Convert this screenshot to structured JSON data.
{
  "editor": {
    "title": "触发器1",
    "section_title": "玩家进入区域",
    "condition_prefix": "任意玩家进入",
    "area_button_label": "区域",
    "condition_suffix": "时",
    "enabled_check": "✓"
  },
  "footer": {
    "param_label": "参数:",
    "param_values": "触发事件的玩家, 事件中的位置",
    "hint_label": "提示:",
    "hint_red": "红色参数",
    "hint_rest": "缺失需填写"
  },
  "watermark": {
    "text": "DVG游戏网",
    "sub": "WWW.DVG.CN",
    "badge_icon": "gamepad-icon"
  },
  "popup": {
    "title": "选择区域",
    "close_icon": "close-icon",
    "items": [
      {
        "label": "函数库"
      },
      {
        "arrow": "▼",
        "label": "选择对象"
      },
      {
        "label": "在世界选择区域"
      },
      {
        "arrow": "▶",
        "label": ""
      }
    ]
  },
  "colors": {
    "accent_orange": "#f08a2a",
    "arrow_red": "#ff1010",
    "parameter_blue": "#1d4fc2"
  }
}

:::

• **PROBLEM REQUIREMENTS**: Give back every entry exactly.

• **RESPONSE**:
Convert this screenshot to structured JSON data.
{
  "editor": {
    "title": "触发器1",
    "section_title": "玩家进入区域",
    "condition_prefix": "任意玩家进入",
    "area_button_label": "区域",
    "condition_suffix": "时",
    "enabled_check": "✓"
  },
  "footer": {
    "param_label": "参数:",
    "param_values": "触发事件的玩家, 事件中的位置",
    "hint_label": "提示:",
    "hint_red": "红色参数",
    "hint_rest": "缺失需填写"
  },
  "watermark": {
    "text": "DVG游戏网",
    "sub": "WWW.DVG.CN",
    "badge_icon": "gamepad-icon"
  },
  "popup": {
    "title": "选择区域",
    "close_icon": "close-icon",
    "items": [
      {
        "label": "函数库"
      },
      {
        "arrow": "▼",
        "label": "选择对象"
      },
      {
        "label": "在世界选择区域"
      },
      {
        "arrow": "▶",
        "label": ""
      }
    ]
  },
  "colors": {
    "accent_orange": "#f08a2a",
    "arrow_red": "#ff1010",
    "parameter_blue": "#1d4fc2"
  }
}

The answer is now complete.